Giving Yourself Away
“We think the fire eats the wood. We are wrong. The wood reaches out to the flame. The fire licks at what the wood harbors, and the wood gives itself away to that intimacy, the manner in which we and the world meet each new day. Harm and boon in the meetings…” – Jack Gilbert, Harm And Boon In The Meetings
I’ve had a book of poetry by Jack Gilbert for a couple of years now, but never really felt the pull of the pages to immerse myself in it until now. He’s grieving in this poem, which is more apparent as it progresses beyond my quote, but I’m drawn to the analogy of wood reaching out to the flame. All relationships are this dance between giving yourself away and in consuming the other half of the relationship as they give themselves away. It’s this concept of what you and your partner bring to the relationship today, tomorrow and the next day. Some days you give well more than your 50%, sometimes you give a lot less, but the sum of the two gets you closer to 100%. Balance. Yin and Yang. Order and Chaos in a perfect unity.
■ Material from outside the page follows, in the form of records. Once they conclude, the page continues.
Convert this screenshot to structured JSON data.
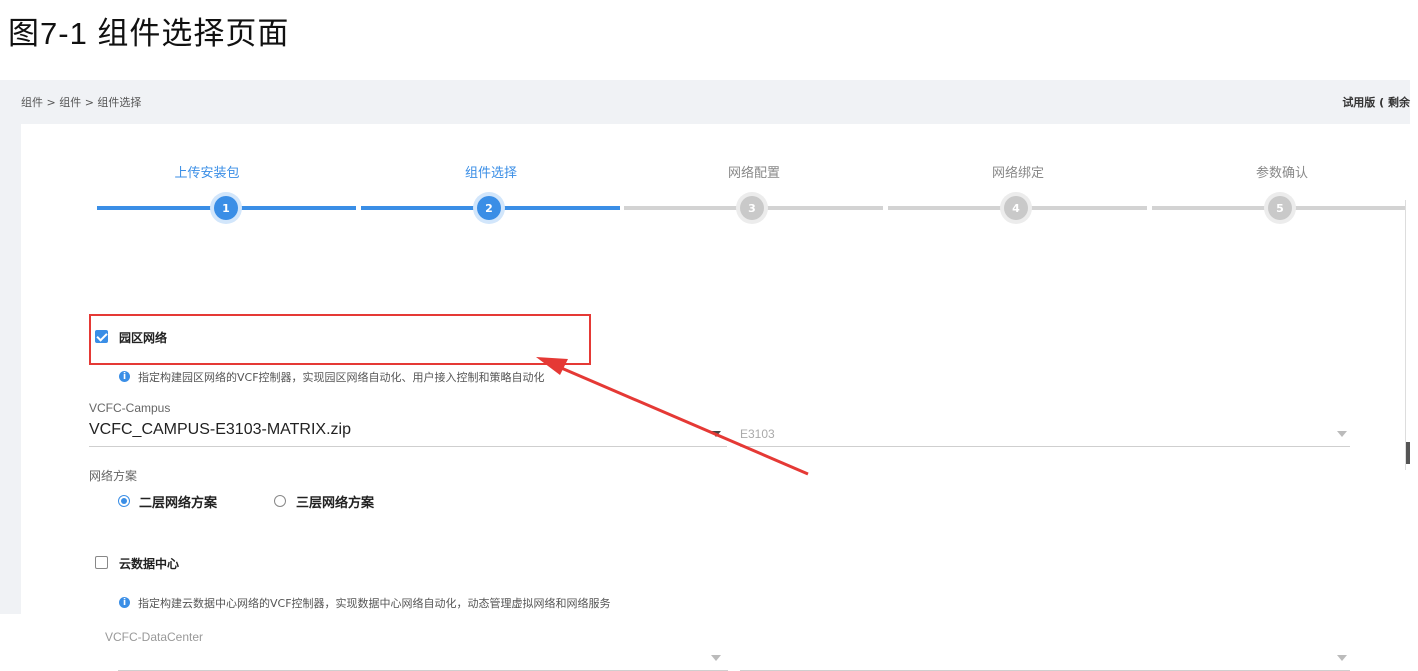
{
  "figure_title": "图7-1 组件选择页面",
  "breadcrumb": "组件 > 组件 > 组件选择",
  "trial_text": "试用版 ( 剩余",
  "steps": [
    {
      "label": "上传安装包",
      "number": "1",
      "state": "done"
    },
    {
      "label": "组件选择",
      "number": "2",
      "state": "current"
    },
    {
      "label": "网络配置",
      "number": "3",
      "state": "pending"
    },
    {
      "label": "网络绑定",
      "number": "4",
      "state": "pending"
    },
    {
      "label": "参数确认",
      "number": "5",
      "state": "pending"
    }
  ],
  "campus": {
    "checked": true,
    "title": "园区网络",
    "info": "指定构建园区网络的VCF控制器，实现园区网络自动化、用户接入控制和策略自动化",
    "field_label": "VCFC-Campus",
    "package_value": "VCFC_CAMPUS-E3103-MATRIX.zip",
    "version_value": "E3103",
    "scheme_label": "网络方案",
    "scheme_options": [
      {
        "label": "二层网络方案",
        "selected": true
      },
      {
        "label": "三层网络方案",
        "selected": false
      }
    ]
  },
  "datacenter": {
    "checked": false,
    "title": "云数据中心",
    "info": "指定构建云数据中心网络的VCF控制器，实现数据中心网络自动化，动态管理虚拟网络和网络服务",
    "field_label": "VCFC-DataCenter",
    "package_value": "",
    "version_value": ""
  },
  "icons": {
    "check": "checkmark-icon",
    "info": "info-icon",
    "caret": "chevron-down-icon",
    "annotation": "red-arrow-annotation"
  },
  "colors": {
    "accent": "#3a8ee6",
    "inactive": "#c9c9c9",
    "annotation": "#e53935"
  }
}
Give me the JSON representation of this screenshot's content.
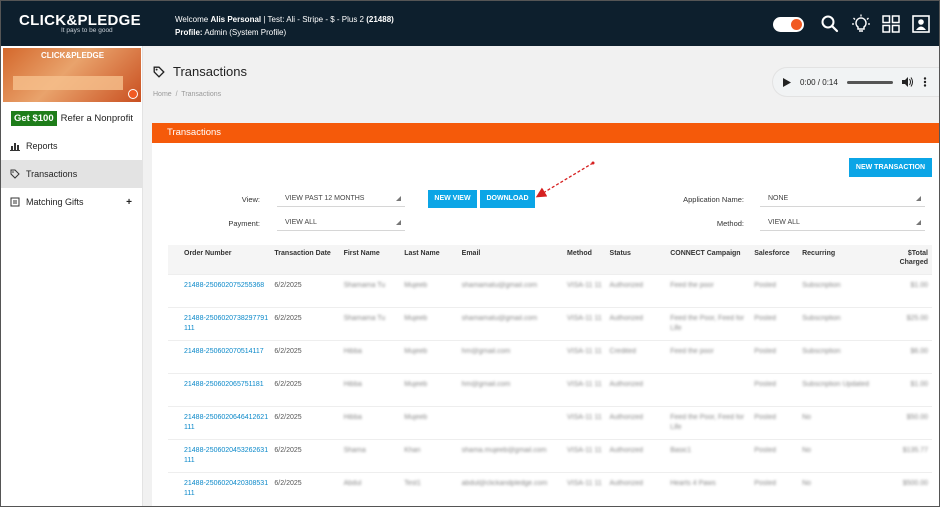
{
  "header": {
    "logo_text": "CLICK&PLEDGE",
    "logo_tagline": "It pays to be good",
    "welcome_prefix": "Welcome",
    "user_name": "Alis Personal",
    "account_text": "| Test: Ali - Stripe - $ - Plus 2",
    "account_id": "(21488)",
    "profile_label": "Profile:",
    "profile_value": "Admin (System Profile)",
    "icons": [
      "toggle-switch",
      "search-icon",
      "lightbulb-icon",
      "grid-icon",
      "user-profile-icon"
    ],
    "accent_color": "#f15a22",
    "bar_color": "#0d1f2d"
  },
  "sidebar": {
    "banner_logo": "CLICK&PLEDGE",
    "refer_badge": "Get $100",
    "refer_text": "Refer a Nonprofit",
    "items": [
      {
        "label": "Reports",
        "icon": "bar-chart-icon",
        "active": false
      },
      {
        "label": "Transactions",
        "icon": "tag-icon",
        "active": true
      },
      {
        "label": "Matching Gifts",
        "icon": "document-icon",
        "active": false,
        "expand": "+"
      }
    ]
  },
  "page": {
    "title": "Transactions",
    "breadcrumb": [
      "Home",
      "/",
      "Transactions"
    ],
    "audio": {
      "time": "0:00 / 0:14"
    },
    "panel_title": "Transactions",
    "panel_color": "#f55a0a",
    "new_transaction_label": "NEW TRANSACTION",
    "filters": {
      "view_label": "View:",
      "view_value": "VIEW PAST 12 MONTHS",
      "payment_label": "Payment:",
      "payment_value": "VIEW ALL",
      "new_view_label": "NEW VIEW",
      "download_label": "DOWNLOAD",
      "application_label": "Application Name:",
      "application_value": "NONE",
      "method_label": "Method:",
      "method_value": "VIEW ALL"
    }
  },
  "table": {
    "columns": [
      "Order Number",
      "Transaction Date",
      "First Name",
      "Last Name",
      "Email",
      "Method",
      "Status",
      "CONNECT Campaign",
      "Salesforce",
      "Recurring",
      "$Total Charged"
    ],
    "rows": [
      [
        "21488-250602075255368",
        "6/2/2025",
        "Shamama Tu",
        "Mujeeb",
        "shamamatu@gmail.com",
        "VISA-11 11",
        "Authorized",
        "Feed the poor",
        "Posted",
        "Subscription",
        "$1.00"
      ],
      [
        "21488-2506020738297791111",
        "6/2/2025",
        "Shamama Tu",
        "Mujeeb",
        "shamamatu@gmail.com",
        "VISA-11 11",
        "Authorized",
        "Feed the Poor, Feed for Life",
        "Posted",
        "Subscription",
        "$25.00"
      ],
      [
        "21488-250602070514117",
        "6/2/2025",
        "Hibba",
        "Mujeeb",
        "hm@gmail.com",
        "VISA-11 11",
        "Credited",
        "Feed the poor",
        "Posted",
        "Subscription",
        "$6.00"
      ],
      [
        "21488-250602065751181",
        "6/2/2025",
        "Hibba",
        "Mujeeb",
        "hm@gmail.com",
        "VISA-11 11",
        "Authorized",
        "",
        "Posted",
        "Subscription Updated",
        "$1.00"
      ],
      [
        "21488-2506020646412621111",
        "6/2/2025",
        "Hibba",
        "Mujeeb",
        "",
        "VISA-11 11",
        "Authorized",
        "Feed the Poor, Feed for Life",
        "Posted",
        "No",
        "$50.00"
      ],
      [
        "21488-2506020453262631111",
        "6/2/2025",
        "Shama",
        "Khan",
        "shama.mujeeb@gmail.com",
        "VISA-11 11",
        "Authorized",
        "Basic1",
        "Posted",
        "No",
        "$135.77"
      ],
      [
        "21488-2506020420308531111",
        "6/2/2025",
        "Abdul",
        "Test1",
        "abdul@clickandpledge.com",
        "VISA-11 11",
        "Authorized",
        "Hearts 4 Paws",
        "Posted",
        "No",
        "$500.00"
      ]
    ]
  }
}
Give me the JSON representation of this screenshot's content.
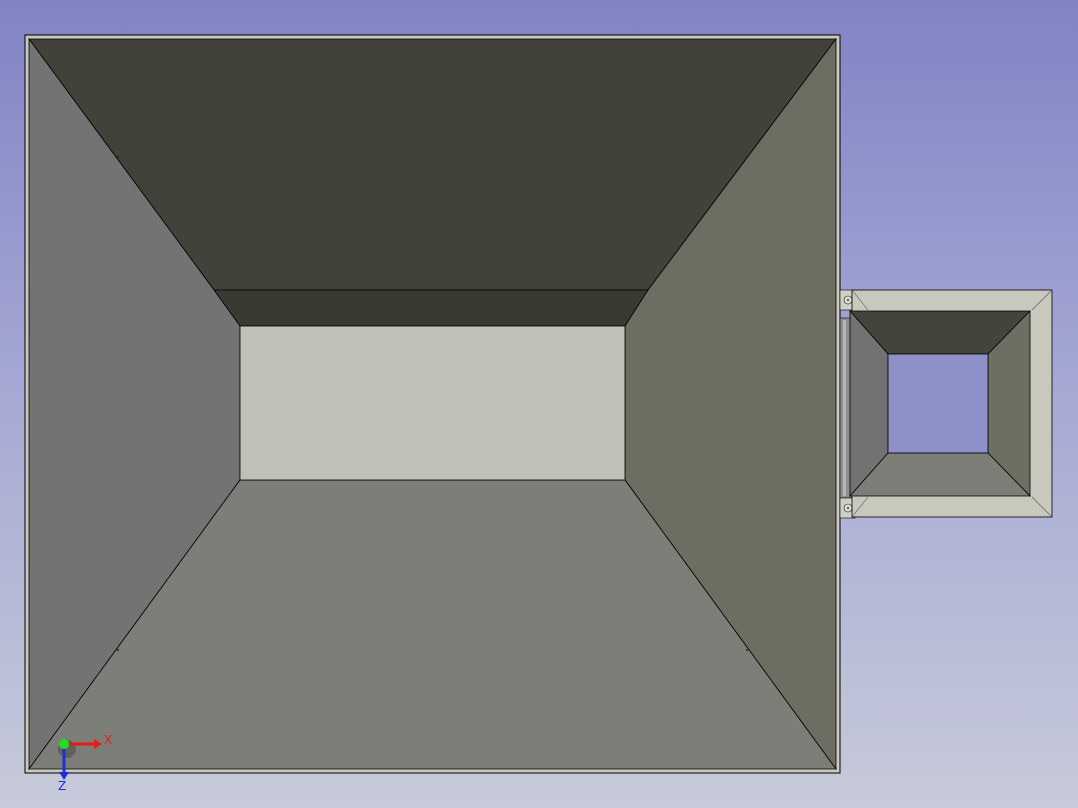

The damage happens when one partner is always being consumed while the other burns. We’ve all been on both sides of that, whether in a friendship, a job or a marriage. Those relationships either end when one half burns out of the other jumps to another fuel source. I’m no relationship coach, but I’m approaching 25 years of marriage of playing both the fire and the wood. That gives me some level of experience in the subject, if never truly expertise. There seems to be plenty of fuel left to keep our fire burning for whatever time we’re given, and it comes back to the lyrics of the song that started it all for us, pointing to this concept of the dance between fire and the wood:
“Now everyone dreams of a love lasting and true
But you and I know what this world can do
So let’s make our steps clear that the other may see
And I’ll wait for you
If I should fall behind
Wait for me”
– Bruce Springsteen, If I Should Fall Behind
Maybe this should have been a Valentine’s Day post, but the reality is that the real work of relationships starts after the honeymoon, after the flowers and chocolates of Valentine’s Day, after the fire’s been burning for awhile. That’s when you know if you’re relationship is more than just tinder. The fire licks at what the wood harbors, and the wood gives itself away to that intimacy. I keep coming back to this line, and recognizing myself and a lifetime of relationships in the words. We all offer ourselves to the world, and sometimes we’re burned badly. A fire does similar damage to a forest, but the forest often comes back stronger. A relationship is resilient when both sides recognize themselves in the fire and the wood – consumption and fuel – and each strives for balance in what they bring to it.